◆ What the task asks ◆
Give the number of lines in the listing that contain the word "Received", and nothing besides.

◆ Material for the task ◆
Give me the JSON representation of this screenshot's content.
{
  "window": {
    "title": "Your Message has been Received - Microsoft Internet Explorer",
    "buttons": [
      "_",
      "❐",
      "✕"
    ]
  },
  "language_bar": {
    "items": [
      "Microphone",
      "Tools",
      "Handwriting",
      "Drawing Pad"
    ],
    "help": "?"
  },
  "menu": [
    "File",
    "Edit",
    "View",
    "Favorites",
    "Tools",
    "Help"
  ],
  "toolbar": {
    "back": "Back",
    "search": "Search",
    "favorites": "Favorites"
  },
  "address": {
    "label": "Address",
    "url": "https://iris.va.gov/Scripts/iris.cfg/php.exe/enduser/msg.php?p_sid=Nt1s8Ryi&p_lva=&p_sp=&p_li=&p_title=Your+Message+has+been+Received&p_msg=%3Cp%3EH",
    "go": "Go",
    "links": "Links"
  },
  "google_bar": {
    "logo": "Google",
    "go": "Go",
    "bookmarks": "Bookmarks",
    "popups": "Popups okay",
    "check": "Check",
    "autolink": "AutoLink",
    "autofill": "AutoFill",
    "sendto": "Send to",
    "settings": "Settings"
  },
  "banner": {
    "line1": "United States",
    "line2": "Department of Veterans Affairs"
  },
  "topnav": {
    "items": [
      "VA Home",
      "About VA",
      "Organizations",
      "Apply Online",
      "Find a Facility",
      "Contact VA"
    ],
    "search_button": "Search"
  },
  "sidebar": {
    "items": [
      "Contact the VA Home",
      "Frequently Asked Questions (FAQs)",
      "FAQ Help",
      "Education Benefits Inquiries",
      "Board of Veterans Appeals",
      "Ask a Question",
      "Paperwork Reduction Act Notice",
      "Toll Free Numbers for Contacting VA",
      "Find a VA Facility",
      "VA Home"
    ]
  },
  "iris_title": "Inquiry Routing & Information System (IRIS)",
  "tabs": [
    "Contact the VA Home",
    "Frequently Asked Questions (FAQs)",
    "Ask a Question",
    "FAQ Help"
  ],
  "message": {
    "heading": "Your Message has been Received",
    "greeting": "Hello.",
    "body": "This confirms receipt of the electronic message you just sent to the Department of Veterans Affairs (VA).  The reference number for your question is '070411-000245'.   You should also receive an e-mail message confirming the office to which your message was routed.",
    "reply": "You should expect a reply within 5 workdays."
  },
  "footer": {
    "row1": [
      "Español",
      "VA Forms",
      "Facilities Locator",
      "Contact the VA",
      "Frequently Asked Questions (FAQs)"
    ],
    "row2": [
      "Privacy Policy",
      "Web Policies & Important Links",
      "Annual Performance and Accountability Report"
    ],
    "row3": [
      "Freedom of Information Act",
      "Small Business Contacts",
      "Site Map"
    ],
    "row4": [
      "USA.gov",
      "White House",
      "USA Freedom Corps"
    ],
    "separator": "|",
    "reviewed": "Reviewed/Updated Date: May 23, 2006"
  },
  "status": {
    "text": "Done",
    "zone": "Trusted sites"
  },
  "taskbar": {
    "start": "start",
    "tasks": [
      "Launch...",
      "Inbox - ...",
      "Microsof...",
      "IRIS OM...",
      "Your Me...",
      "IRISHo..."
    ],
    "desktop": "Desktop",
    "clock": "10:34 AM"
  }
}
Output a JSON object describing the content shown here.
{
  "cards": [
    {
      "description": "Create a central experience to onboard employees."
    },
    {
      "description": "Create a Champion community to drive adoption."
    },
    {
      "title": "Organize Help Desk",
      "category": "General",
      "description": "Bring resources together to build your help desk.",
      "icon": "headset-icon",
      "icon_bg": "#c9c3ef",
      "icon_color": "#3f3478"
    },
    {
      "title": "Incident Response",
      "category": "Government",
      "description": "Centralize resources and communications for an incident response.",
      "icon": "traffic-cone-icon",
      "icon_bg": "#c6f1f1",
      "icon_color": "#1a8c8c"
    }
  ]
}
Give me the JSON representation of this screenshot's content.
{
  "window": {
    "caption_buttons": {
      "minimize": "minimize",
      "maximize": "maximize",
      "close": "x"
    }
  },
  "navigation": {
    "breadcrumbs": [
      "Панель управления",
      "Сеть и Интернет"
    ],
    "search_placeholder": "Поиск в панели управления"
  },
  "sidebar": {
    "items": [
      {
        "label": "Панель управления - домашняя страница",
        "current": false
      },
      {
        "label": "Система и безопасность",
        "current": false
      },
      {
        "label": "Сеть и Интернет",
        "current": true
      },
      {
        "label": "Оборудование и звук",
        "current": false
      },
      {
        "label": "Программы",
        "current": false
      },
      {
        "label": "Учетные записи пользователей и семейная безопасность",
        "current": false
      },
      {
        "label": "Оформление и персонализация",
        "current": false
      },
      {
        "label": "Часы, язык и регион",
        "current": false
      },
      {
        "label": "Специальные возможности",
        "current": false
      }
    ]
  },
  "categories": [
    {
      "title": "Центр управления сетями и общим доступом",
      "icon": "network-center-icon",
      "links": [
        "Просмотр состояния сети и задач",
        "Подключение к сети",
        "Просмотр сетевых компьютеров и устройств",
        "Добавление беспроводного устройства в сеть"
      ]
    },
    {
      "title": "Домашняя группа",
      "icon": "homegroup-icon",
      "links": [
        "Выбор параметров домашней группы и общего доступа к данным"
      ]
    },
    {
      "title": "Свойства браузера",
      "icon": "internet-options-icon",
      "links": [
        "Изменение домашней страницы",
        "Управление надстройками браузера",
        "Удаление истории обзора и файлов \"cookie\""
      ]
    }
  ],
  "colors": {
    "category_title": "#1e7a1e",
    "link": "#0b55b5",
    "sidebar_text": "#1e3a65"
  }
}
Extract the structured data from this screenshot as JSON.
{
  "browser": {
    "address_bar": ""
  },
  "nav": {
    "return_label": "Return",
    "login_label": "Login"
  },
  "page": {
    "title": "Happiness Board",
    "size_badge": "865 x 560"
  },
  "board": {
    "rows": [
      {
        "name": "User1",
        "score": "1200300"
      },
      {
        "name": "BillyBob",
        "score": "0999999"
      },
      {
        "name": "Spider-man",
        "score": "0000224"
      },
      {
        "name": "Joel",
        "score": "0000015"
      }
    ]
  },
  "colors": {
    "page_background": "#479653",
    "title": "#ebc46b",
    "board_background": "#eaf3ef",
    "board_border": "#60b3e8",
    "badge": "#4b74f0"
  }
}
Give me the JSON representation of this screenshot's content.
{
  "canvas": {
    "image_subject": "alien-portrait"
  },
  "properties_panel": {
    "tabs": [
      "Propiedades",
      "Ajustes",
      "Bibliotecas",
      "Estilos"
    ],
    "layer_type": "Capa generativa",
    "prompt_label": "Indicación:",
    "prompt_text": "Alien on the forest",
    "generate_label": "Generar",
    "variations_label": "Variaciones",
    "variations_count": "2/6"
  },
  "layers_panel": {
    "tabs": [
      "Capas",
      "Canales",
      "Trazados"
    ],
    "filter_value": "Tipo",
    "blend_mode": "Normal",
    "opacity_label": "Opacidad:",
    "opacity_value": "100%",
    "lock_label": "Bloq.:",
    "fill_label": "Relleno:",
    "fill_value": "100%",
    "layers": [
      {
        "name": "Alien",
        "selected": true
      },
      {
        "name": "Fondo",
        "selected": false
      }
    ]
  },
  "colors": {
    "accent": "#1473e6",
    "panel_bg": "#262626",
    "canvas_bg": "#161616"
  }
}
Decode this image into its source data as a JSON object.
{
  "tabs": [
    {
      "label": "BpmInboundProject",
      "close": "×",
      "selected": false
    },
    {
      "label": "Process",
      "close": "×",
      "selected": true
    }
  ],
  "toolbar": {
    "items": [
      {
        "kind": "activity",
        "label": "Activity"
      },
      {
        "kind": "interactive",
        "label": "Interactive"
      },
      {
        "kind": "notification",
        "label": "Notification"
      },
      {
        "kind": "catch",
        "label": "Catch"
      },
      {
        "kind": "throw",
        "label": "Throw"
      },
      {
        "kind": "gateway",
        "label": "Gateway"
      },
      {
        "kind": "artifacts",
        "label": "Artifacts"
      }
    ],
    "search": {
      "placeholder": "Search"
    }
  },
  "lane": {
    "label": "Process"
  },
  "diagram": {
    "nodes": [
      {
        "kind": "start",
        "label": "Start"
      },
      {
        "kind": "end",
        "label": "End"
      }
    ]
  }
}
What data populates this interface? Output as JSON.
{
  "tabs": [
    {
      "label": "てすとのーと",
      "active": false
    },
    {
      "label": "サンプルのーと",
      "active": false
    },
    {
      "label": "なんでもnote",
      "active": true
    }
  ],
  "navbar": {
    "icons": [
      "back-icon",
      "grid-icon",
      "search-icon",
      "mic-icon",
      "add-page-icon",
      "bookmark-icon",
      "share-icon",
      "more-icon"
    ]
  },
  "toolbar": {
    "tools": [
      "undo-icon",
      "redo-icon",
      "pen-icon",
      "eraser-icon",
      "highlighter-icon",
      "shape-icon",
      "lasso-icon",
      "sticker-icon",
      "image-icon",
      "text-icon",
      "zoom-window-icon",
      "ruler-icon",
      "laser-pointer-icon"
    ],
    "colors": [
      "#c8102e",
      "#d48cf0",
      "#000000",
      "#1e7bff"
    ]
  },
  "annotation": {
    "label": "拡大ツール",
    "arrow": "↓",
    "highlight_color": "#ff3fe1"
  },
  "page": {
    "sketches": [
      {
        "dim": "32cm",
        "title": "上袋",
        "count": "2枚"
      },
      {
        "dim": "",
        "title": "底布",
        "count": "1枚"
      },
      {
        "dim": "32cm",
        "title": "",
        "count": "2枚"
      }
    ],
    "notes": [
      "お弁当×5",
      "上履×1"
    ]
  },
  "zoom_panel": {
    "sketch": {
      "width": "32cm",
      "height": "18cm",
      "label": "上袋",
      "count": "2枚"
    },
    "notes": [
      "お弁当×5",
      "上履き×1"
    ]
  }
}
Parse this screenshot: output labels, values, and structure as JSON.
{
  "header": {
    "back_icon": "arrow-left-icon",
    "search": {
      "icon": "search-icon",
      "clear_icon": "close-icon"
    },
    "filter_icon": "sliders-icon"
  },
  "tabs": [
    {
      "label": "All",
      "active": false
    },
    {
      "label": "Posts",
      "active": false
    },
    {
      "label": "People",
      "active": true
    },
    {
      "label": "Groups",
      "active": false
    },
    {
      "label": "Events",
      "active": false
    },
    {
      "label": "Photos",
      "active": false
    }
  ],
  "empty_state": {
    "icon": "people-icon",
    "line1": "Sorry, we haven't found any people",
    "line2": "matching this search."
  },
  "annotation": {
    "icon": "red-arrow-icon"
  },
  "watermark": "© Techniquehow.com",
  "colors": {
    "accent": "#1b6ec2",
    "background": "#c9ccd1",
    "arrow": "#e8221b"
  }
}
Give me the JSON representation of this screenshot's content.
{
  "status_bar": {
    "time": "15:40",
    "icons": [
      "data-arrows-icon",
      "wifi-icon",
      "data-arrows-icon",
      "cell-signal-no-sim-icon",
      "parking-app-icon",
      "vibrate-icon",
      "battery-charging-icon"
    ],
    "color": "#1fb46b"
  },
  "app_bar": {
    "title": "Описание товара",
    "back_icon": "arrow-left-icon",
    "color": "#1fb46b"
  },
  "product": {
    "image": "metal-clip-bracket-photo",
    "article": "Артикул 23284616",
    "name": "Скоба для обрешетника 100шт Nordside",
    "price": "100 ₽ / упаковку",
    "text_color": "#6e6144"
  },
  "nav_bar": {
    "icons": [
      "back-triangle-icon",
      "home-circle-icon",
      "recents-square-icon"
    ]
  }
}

◆ Solution to this exercise ◆
3